Similarly, think about how much an airline is required by law to pay when it cancels a flight in Europe because of mechanical problems. Imagine how much money the airline could save by simply not paying:

  • Don't give the passengers any hints that they have a right to compensation, or any other rights. In particular, don't hand out the passenger-rights notices required by law.
  • If a passenger asks whether reimbursement is available, dodge the question. For example, say how sorry you are that the flight had to be cancelled, and say that another agent will be happy to look for replacement flights.
  • If the passenger persists in demanding reimbursement, apologize and repeat the same story.
  • If the passenger insists that reimbursement is required by law, point the passenger to a service desk at the opposite side of the airport, or to a web page that doesn't actually exist.
Don't give in unless and until the passenger sends a written demand for payment.

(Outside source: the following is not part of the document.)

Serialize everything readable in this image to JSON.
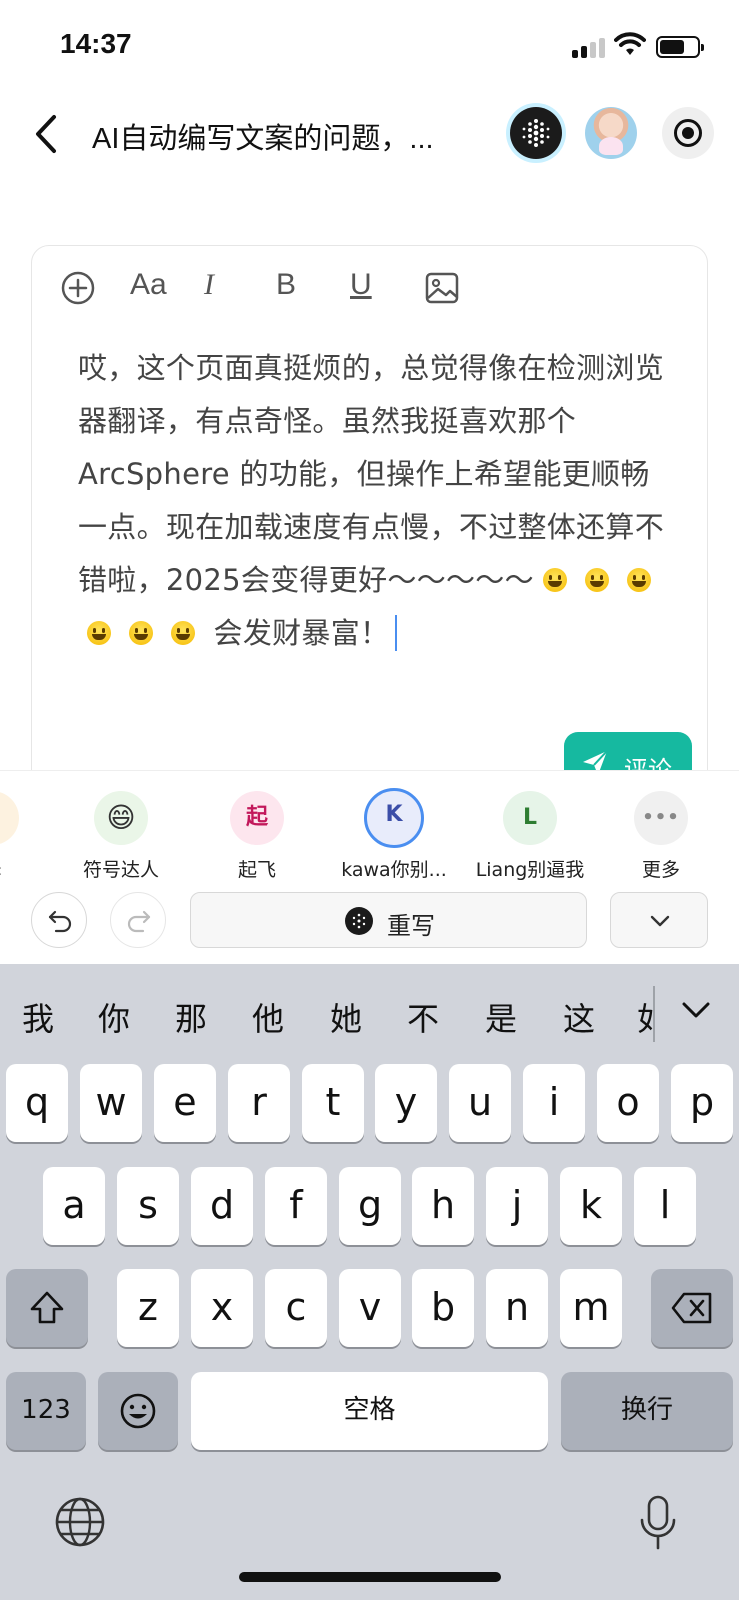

Of course, only a small percentage of passengers will go to such lengths (especially because you've done such a good job of hiding the fact that the passengers are entitled to reimbursement), so you'll save tons of money.

Do United and its partners actually obey these laws?

Let's look at Order 2011-6-18 of the Department of Transportation, which imposed a $50000 fine on Lufthansa for
violations ... of Article 19 of the Montreal Convention and ... 49 U.S.C. § 41712, in connection with monetary claims resulting from its delay in delivering checked baggage.
Specifically, the order reported that
Lufthansa was limiting reimbursement to 50 percent of the claimed expense against original receipts for damages associated with a delay in returning checked baggage ... Lufthansa ... had accordingly advised numerous claimants ... that Lufthansa would reimburse only 50 percent of the cost of clothing items and 100 percent of the cost of toiletries and underwear.
Lufthansa agreed to "cease and desist from future violations of Article 19 of the Montreal Convention and 49 U.S.C. § 41712". The Department of Transportation concluded that this $50000 fine represented "an adequate deterrence to future noncompliance with the Montreal Convention by Lufthansa, as well as by other air carriers and foreign air carriers."

How exactly is a $50000 fine supposed to act as a deterrent against a company that had 28730000000 EUR in revenue in 2011? The answer is that it doesn't. Consider, for example, the email that Lufthansa sent in mid-November 2012 to a passenger who had requested reimbursement more than a month earlier (and followed up repeatedly in writing):

With regards to the unexpected expenses you incurred as a result of this delay, we will be happy to reimburse these within the scope of our legal liability. We will refund half the cost of clothing and the full cost of toiletries and underwear.
Consider, as another example, United's agents in Amsterdam airport, who in my experience consistently refuse to take damage reports regarding bag wheels, locks, feet, etc.
Version: This is version 2013.01.04 of the laws.html web page.